LaRoque’s final years were weighed down by a series of frustrating playoff defeats. Since 2009, the Thunderhawks have suffered three first-round losses—two of them upsets—and two agonizingly close section final losses to Duluth East. The 2011 loss to East, in which arguably the deepest and best Rapids team of the LaRoque era held the Hounds scoreless until the last two minutes of the third period, was especially galling. Indeed, Duluth East was a constant source of frustration for LaRoque, who had an on-ice record of 3-19-1 against the Hounds, though one of those wins was Rapids’ only victory over East in eight playoff meetings.
Between the disappointment of losing and some of the grumbling that occurred when LaRoque’s sons made the team—whether merited or not, a seemingly inevitable occurrence for any parent-coach—it is not hard to see how stress drove LaRoque from the game. He had to deal with a fiercely loyal but demanding fan base that expects Rapids to add to its storied history regardless of how good the competition might be. Through it all, he leaves the program in better shape than it was when he took the reins; while many other people and outside factors played a role, Rapids’ youth system is now among the strongest in the state, and looks capable of producing high school contenders for years to come.
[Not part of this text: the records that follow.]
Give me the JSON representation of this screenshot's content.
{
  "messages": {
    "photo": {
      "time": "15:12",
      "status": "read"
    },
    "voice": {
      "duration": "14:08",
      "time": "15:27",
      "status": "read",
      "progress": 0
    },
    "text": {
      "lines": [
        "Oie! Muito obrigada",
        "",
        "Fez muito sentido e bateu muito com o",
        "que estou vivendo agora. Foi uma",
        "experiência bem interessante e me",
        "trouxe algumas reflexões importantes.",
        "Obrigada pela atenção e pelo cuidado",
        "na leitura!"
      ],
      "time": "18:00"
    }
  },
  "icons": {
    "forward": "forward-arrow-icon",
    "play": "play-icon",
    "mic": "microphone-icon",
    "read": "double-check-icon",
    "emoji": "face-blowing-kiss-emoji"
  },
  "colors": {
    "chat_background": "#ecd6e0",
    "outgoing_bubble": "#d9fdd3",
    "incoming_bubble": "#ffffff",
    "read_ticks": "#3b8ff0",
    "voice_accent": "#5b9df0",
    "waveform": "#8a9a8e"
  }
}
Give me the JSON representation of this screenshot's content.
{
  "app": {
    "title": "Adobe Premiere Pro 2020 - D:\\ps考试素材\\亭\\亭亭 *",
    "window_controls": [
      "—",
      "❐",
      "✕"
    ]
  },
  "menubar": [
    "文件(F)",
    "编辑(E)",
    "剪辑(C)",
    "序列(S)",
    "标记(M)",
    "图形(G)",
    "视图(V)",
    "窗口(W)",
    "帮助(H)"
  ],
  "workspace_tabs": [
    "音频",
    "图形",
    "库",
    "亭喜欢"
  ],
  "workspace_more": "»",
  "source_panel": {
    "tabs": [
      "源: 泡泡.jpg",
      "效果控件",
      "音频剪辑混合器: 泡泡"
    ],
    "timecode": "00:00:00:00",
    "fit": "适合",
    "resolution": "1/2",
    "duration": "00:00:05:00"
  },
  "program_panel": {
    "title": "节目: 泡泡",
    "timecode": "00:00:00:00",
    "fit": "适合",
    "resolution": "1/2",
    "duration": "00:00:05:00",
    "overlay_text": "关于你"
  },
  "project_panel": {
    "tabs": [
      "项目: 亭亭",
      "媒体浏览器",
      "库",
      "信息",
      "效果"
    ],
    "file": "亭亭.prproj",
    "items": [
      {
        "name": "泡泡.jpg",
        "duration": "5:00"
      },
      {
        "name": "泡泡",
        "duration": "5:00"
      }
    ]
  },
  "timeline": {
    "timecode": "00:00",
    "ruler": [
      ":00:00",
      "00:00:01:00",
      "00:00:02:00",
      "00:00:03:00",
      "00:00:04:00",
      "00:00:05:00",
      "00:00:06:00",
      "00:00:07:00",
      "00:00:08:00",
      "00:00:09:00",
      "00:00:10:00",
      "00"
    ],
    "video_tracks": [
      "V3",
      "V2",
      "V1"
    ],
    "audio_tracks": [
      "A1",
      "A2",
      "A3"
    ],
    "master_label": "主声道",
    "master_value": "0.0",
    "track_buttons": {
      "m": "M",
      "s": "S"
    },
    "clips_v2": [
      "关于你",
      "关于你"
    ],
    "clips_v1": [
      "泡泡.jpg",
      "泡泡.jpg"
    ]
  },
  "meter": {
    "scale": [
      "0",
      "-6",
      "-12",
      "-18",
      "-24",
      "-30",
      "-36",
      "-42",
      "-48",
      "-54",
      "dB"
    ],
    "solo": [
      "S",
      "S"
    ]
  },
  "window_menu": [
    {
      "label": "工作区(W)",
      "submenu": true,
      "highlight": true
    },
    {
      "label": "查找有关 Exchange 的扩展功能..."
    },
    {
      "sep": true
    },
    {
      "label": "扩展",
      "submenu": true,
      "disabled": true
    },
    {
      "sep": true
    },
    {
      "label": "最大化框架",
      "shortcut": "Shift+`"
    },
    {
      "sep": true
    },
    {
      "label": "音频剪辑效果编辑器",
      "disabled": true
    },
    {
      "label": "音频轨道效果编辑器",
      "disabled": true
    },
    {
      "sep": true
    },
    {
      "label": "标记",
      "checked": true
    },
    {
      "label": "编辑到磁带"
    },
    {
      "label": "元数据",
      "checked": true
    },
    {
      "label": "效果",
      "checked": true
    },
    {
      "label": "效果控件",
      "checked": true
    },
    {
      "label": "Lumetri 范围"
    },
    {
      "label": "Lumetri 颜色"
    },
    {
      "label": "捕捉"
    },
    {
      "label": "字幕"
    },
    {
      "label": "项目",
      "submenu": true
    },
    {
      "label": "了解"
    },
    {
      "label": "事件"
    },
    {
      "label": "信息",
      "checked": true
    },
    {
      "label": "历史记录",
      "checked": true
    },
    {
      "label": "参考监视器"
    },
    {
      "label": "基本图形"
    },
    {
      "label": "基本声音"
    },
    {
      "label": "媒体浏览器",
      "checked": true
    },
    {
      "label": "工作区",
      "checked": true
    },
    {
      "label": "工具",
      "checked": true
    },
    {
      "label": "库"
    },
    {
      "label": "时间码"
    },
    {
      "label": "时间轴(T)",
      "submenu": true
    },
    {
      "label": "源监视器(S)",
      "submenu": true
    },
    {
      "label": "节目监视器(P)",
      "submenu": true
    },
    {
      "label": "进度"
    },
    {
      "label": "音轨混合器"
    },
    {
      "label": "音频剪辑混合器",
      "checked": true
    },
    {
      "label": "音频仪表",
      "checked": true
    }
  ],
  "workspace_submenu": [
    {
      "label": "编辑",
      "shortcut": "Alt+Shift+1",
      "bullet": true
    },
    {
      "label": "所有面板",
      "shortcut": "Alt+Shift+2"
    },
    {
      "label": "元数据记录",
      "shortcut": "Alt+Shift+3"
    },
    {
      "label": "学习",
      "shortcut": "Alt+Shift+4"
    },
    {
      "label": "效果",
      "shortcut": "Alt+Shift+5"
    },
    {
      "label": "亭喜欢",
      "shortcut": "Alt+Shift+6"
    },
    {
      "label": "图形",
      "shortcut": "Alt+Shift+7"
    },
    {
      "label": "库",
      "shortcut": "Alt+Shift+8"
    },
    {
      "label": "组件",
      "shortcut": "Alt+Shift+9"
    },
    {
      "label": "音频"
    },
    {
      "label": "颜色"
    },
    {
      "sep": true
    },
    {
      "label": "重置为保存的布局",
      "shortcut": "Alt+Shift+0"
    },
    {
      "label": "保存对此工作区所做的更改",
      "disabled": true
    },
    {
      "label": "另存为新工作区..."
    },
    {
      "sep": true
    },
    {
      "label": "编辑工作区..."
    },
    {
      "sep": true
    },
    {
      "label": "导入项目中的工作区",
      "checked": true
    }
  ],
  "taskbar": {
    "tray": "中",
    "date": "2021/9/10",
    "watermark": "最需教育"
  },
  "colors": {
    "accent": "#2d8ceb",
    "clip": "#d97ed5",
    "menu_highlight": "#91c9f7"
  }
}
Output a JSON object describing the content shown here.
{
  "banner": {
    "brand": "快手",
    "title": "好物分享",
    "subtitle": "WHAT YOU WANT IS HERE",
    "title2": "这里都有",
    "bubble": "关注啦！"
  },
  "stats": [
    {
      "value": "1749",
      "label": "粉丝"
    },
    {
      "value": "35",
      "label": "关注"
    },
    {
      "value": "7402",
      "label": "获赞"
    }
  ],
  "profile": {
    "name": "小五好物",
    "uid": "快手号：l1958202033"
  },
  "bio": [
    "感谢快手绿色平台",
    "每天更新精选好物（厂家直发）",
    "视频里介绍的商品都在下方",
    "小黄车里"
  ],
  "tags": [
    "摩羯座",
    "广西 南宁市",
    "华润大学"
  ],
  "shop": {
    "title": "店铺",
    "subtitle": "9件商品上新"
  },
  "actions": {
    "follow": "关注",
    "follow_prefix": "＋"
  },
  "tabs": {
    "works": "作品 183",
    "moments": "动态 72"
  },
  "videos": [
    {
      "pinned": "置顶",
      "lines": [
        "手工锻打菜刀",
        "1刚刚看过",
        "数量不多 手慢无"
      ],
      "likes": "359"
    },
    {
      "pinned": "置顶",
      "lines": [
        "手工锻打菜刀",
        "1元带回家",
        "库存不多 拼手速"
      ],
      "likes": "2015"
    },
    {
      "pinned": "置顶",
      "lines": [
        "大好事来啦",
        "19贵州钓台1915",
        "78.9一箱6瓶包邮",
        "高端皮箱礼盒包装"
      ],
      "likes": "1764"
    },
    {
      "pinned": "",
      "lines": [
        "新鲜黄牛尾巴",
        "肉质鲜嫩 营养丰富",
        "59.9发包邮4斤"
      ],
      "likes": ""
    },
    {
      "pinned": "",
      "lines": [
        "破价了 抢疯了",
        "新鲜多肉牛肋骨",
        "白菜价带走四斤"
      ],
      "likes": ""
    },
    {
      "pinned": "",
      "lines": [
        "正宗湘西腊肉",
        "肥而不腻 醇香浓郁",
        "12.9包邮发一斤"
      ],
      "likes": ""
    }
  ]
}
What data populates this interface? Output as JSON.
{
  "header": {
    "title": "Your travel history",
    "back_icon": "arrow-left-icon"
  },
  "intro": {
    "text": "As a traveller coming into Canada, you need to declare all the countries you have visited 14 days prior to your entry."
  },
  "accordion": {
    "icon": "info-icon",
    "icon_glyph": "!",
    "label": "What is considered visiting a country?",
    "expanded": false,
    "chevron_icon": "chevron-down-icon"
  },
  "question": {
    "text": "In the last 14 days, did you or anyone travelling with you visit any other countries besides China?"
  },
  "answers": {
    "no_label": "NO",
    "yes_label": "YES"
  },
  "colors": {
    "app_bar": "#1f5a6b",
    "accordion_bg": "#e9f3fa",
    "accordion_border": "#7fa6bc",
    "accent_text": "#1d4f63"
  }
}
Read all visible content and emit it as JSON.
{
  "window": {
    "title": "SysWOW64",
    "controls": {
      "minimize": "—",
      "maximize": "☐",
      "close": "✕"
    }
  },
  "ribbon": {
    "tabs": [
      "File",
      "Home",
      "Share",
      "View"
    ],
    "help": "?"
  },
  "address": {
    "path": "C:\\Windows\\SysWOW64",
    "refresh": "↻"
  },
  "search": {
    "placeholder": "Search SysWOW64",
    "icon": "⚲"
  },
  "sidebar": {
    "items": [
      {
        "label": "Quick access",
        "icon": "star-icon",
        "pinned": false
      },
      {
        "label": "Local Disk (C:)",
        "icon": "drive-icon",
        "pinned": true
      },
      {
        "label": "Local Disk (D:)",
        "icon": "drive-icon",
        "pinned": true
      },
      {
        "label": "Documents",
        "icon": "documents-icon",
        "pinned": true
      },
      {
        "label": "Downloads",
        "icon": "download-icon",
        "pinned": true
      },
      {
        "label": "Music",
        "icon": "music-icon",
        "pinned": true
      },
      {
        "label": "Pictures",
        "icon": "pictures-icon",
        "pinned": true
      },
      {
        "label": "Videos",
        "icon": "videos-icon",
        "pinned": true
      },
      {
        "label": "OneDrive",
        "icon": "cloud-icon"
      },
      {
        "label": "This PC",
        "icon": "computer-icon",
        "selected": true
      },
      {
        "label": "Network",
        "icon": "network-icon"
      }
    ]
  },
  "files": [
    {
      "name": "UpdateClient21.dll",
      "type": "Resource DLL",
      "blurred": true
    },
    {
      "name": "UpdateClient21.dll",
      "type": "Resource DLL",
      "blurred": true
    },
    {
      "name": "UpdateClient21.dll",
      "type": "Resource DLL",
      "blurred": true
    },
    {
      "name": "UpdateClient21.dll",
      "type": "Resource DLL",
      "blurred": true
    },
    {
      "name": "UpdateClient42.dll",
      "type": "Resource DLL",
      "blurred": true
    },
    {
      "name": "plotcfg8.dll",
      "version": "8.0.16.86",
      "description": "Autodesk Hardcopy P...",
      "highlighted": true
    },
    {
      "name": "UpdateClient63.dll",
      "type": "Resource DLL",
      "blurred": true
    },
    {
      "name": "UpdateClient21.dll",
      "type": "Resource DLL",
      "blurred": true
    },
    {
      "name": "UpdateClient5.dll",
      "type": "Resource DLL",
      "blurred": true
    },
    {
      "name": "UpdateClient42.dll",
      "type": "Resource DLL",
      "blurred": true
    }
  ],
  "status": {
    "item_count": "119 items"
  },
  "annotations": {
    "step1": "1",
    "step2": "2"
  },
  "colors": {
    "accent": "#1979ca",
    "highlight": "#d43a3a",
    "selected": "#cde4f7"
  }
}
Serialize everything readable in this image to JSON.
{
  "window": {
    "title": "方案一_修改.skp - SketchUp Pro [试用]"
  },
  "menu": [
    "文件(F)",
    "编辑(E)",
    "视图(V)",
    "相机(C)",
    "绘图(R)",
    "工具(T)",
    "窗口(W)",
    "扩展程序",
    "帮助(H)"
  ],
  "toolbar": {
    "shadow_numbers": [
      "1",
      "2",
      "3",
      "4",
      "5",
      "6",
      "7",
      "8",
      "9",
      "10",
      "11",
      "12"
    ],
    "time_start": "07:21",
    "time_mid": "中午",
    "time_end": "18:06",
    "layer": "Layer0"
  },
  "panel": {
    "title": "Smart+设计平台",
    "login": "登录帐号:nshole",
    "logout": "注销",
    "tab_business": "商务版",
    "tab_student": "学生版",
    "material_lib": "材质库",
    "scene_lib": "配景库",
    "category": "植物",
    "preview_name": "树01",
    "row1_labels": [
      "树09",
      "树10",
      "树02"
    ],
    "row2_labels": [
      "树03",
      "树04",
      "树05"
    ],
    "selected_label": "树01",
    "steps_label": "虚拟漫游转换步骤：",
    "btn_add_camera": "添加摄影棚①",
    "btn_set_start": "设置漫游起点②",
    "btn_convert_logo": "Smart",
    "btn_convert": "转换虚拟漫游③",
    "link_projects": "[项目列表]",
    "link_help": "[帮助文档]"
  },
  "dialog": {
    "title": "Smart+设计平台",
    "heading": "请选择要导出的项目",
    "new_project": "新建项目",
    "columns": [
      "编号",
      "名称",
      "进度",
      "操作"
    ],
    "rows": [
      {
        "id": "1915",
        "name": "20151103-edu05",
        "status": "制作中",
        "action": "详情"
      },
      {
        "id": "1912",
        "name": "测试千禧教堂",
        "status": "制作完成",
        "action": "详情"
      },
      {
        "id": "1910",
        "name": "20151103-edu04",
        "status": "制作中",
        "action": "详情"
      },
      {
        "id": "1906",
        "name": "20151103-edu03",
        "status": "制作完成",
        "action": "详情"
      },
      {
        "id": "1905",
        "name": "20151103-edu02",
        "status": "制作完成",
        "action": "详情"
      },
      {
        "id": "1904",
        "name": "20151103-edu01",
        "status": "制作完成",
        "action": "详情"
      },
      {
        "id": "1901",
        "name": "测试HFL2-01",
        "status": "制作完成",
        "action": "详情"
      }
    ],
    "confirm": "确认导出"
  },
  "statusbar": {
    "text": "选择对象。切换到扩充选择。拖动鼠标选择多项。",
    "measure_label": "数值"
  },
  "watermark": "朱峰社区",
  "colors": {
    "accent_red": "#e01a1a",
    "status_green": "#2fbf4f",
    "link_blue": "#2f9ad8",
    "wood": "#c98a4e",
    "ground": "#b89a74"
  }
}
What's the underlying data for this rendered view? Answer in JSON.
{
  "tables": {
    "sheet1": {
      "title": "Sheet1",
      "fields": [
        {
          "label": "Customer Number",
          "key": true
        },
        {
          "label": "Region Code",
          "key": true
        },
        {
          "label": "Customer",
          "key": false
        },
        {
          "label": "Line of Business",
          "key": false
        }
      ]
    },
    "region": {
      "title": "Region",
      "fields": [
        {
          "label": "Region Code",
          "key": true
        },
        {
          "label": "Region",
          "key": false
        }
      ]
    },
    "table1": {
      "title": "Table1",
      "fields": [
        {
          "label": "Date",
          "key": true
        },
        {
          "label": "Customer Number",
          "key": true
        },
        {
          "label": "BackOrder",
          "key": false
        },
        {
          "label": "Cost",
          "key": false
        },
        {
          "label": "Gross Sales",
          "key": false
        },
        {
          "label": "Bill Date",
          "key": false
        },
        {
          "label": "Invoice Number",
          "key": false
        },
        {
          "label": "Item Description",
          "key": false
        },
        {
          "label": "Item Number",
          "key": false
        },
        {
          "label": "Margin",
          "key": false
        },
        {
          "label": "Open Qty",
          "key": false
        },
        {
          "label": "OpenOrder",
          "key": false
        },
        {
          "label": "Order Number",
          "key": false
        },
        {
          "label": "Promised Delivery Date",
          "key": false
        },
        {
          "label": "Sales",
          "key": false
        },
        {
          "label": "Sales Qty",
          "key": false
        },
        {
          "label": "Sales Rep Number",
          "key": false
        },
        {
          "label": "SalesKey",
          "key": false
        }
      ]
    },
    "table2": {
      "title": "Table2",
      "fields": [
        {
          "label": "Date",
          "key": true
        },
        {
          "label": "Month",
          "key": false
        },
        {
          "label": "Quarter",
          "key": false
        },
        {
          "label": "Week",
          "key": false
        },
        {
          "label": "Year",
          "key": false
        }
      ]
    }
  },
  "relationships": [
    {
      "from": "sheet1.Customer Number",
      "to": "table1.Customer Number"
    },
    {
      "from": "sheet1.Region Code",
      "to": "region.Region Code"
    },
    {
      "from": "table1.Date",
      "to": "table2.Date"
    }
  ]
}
LaRoque was never an attention-grabbing coach. He didn’t have the personality of other long-term northern Minnesota coaches like Mike Randolph and Bruce Plante, but his even-keeled style made things work. He didn’t blame outside factors for the program’s struggles, and took responsibility for losses instead of passing things off on the referees or other things beyond his control. In an era when many players leave for junior hockey, Rapids has been unique in its ability to keep its star players at home. That is a credit to the power of the community, and LaRoque had a talent for respecting that tradition without over-hyping it or forcing it down anyone’s throat. Whoever succeeds him in overseeing the Halloween Machine will inherit a program that has its house in order as well as any in the state, and that is a testament to LaRoque’s success, no matter how frustrating those narrow losses might have been.